Mirza Taghi Khan Farahani, born in 1852, also known as Amir Kabir was once the saviour of a nation that thanked him by his demise. For 3 years he had become the chief minister of Naser al-Din Shah Qajar (Shah of Persia at the time). The young Shah’s confidence had led him to the responsibility of Iran’s whole army and granted him his appointment as prime minister of Persia (what is now called Iran). One that was taken away rather soon.
His diplomatic trips to Russia and the Ottoman empire had him realize that only education was going to save the country from the mess it was in. So he advised the Shah into building the first university of Persia and so Darolfonoon was built. Designed by Abbas Mirza who had studied the architecture of forts and military constructions back in Britain, the Darolfonoon was ready for inauguration by 1851. Only that Abbas Mirza’s influence of British architecture had led him into designing a courtyard that resembled the Union Jack from above!! To this day Darolfonoon has been going under reconstructions and renovations, but the Union Jack ironically stays right in the heart of Tehran! Perhaps because no one really sees it, until they’re told.
Initially purposed to train officers and civil servants, the school quickly expanded into teaching subjects such as medicine, surgery, pharmacology, natural history, mathematics, geology, and natural science. Professors were brought from Vienna to teach and Darolfonoon soon became the Shah’s flag to show off modern Persia.
Right when all the hard work was about pay off, Amir Kabir was dismissed from all his appointments. The Queen mother and other influential figures whose pensions and salaries were cut down by Amir Kabir’s financial reforms and were backed by foreigners whose influence has been greatly diminished saw him as a threat and formed a coalition to have him removed. The coalition turned out to be a success and Amir Kabir was sent to Kashan where he was executed shortly after while taking a bath in the famous Fin Bathhouse.
Darolfonoon continued working for years until it became part of the newly established University of Tehran. Today the sight is under renovations to become the treasury and documentation centre of the ministry of Education, yet visits are allowed through the secondary entrance.

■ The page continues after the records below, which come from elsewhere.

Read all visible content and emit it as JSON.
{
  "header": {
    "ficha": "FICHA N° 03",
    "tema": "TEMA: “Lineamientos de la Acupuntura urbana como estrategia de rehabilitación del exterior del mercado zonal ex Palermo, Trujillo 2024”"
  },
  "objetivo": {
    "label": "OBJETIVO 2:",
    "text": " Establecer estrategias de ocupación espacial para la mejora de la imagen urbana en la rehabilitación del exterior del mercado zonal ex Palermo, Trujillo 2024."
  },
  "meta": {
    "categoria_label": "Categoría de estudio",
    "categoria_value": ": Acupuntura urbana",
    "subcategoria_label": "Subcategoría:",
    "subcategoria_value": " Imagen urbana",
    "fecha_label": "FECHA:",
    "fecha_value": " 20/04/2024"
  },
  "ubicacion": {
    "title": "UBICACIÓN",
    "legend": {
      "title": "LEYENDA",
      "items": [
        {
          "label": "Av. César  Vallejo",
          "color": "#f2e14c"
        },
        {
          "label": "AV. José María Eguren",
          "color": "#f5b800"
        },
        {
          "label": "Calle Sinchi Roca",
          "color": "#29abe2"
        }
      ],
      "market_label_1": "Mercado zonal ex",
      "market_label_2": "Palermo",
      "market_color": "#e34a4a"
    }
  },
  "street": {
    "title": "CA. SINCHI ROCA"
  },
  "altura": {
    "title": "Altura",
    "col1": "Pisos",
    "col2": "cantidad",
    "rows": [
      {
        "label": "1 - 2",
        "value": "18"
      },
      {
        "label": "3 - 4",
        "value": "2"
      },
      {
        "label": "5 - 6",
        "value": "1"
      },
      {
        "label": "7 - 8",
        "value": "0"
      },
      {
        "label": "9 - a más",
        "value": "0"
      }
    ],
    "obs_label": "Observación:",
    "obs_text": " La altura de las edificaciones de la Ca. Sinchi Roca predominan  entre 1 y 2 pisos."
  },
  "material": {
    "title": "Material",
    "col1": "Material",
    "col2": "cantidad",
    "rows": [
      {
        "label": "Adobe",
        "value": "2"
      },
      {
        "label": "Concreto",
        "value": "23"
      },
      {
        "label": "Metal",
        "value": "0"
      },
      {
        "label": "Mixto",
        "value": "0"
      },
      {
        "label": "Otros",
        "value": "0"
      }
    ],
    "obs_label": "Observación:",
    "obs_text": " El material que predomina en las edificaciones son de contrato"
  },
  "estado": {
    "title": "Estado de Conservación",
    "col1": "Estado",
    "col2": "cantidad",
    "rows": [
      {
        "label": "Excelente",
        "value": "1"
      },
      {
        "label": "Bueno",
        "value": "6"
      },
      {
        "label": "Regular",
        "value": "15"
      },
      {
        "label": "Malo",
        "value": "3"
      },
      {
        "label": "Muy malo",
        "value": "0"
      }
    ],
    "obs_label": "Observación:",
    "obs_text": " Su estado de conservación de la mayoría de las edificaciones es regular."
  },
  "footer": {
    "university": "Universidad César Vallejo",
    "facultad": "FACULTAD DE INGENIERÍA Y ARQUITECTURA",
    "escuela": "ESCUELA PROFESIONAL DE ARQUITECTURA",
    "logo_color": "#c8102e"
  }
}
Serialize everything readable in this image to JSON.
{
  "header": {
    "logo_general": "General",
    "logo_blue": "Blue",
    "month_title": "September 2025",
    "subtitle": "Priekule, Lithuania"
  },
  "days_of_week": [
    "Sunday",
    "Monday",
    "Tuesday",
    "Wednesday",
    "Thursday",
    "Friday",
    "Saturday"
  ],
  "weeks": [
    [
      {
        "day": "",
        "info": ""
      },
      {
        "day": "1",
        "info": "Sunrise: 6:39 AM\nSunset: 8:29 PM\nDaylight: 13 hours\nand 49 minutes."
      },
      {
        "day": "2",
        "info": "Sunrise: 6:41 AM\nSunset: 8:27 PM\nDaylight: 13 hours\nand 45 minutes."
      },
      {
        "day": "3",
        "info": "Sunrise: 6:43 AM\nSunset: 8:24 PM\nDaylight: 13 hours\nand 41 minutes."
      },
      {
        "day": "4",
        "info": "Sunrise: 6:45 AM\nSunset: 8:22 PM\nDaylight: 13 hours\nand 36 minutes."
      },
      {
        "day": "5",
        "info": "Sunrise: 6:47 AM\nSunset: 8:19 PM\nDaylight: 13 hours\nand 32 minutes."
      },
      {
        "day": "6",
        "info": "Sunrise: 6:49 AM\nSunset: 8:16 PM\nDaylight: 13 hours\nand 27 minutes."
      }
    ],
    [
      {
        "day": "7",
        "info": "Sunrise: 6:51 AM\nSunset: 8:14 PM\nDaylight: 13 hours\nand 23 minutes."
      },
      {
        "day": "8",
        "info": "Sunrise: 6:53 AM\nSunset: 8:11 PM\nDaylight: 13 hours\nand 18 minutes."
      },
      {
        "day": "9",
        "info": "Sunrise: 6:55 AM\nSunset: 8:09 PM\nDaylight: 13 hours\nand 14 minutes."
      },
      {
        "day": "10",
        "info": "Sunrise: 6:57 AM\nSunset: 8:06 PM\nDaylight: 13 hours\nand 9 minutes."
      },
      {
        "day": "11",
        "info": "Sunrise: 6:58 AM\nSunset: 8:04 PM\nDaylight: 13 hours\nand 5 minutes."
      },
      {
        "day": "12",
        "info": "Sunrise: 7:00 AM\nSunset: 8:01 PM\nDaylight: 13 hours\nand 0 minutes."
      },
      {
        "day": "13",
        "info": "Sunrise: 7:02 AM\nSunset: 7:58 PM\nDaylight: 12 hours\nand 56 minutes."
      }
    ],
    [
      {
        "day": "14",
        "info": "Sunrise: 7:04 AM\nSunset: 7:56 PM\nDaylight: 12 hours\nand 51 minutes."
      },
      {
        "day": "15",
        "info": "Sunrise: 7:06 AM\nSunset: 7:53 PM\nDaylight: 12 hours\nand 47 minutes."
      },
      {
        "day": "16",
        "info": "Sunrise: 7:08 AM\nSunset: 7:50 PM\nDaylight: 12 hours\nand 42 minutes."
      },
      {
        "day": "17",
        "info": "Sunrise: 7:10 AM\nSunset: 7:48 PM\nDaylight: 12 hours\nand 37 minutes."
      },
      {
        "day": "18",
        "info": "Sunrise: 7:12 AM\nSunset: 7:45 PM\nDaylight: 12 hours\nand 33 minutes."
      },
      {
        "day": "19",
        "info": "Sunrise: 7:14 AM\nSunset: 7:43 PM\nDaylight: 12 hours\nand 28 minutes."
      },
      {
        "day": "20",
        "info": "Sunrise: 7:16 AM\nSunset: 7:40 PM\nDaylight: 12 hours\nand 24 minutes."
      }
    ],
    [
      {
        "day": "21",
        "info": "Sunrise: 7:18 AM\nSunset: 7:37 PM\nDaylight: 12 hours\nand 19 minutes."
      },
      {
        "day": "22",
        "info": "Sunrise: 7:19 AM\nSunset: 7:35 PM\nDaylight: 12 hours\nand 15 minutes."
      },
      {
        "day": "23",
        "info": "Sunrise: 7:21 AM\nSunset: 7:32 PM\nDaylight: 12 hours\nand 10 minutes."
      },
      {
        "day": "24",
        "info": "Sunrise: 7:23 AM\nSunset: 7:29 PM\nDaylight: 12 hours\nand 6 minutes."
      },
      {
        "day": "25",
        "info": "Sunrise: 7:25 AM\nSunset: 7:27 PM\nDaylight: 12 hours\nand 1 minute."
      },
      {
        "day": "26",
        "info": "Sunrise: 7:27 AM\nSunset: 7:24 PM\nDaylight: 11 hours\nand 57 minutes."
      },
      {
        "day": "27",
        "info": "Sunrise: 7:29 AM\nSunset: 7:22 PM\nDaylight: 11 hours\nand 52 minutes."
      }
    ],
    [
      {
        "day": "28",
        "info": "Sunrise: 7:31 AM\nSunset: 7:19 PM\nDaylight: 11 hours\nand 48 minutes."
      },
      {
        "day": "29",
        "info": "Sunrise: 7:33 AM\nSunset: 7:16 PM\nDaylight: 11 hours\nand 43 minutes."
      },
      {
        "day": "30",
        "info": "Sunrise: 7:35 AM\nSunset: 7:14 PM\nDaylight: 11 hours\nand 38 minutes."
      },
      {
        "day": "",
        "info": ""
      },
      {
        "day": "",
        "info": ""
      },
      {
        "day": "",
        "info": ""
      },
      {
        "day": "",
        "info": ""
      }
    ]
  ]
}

Darolfonoon stays unvisited and quiet to most tourists and even Iranians. While most of the current building is not how it was at the time of Amir Kabir – apart from the courtyard and the iwan – it’s mosaic-coated entrance, bricked walls and small, yet sublime garden is a mistake to miss.
Inspirational verses from Persian poets are displayed on Persian blue mosaics that adorn the walls of the courtyard. The long living history of Darolfonun and the magnificence of the hero behind it echoes in every room and corridor and gives the impression that time has stopped right in the heart of Tehran, just before the brutal honking of Taxi drivers in one of the most traffic-jammed streets of Tehran brings you back to life!